Plants really are the best subjects for photographs. They are beautiful, patient, intricate, colourful, structural, textured. If you agree, you’ve still got four hours to enter your photos in our photography competition. One of the prizes that is on offer to each category winner is a copy of Better Plant and Garden Photography by Philip Smith, which will take you to the next dizzy heights of photography.
Why do I know this? Well, I’ve read it. This book will teach you how to become a technically adept photographer, how to use your camera, your lenses, and the light.
Using examples from professional and award-winning garden photographers, Smith guides readers through how to frame a picture, how to use the light, and using colour.
The chapter on light is particularly useful. Here’s an extract, just to whet your appetite:
Backlight and angled light create drama and atmosphere, drawing the viewer into the image.
Rim light is the most extreme form of backlight where the sun is directly behind the subject.
Early morning light creates the best opportunities to use backlight since the sun is low and can be behind your subject. However, it can be cold and dull unless the weather is right.
Evening light delivers warm light with depth and atmosphere. Overcast cloud is great for horticultural detailed close-up images and for picking out delicate shades and textures.
Sunshine overhead is often great for insect shots, since the brightness allows for fast shutter speeds. However, it can create deep shadows that interfere with the shape and colour of plant portraits.
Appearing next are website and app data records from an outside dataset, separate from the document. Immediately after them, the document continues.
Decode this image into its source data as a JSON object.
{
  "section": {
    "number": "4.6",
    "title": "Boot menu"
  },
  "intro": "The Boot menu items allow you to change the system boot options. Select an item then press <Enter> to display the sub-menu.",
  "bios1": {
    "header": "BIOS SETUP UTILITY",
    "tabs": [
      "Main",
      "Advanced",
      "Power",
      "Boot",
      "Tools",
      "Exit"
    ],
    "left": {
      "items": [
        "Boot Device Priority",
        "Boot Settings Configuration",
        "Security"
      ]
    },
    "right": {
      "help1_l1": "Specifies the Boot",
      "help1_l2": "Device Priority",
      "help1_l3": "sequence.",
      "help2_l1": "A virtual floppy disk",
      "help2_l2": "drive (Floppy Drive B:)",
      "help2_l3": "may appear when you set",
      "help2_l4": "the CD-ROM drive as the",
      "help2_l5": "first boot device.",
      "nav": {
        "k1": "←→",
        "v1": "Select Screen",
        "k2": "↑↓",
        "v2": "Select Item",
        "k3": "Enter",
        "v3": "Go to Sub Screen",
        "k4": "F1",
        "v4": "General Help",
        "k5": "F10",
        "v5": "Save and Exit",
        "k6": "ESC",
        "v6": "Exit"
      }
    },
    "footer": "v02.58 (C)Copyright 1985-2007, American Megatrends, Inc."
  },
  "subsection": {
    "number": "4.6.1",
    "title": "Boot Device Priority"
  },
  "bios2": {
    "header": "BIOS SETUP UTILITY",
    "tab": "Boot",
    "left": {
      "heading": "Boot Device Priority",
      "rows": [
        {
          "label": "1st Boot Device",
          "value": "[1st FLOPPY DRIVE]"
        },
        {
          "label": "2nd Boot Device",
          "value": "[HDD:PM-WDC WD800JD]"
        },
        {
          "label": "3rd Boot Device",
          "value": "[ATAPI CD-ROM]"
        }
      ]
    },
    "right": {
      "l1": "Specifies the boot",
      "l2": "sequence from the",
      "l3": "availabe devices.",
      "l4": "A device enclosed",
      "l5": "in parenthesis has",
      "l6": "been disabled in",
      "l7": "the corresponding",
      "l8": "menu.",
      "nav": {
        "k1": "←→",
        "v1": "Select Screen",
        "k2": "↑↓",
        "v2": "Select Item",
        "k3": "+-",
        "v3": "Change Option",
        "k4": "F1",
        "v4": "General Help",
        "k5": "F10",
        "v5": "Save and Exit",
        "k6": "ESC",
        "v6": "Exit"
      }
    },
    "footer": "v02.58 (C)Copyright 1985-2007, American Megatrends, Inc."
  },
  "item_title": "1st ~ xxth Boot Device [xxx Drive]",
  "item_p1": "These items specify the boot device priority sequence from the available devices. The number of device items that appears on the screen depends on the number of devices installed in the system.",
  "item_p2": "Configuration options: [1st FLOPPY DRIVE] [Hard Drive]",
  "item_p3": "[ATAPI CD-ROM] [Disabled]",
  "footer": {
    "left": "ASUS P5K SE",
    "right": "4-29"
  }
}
The problem is, all the photos in this book are so stunning that I find myself forgetting to read the text…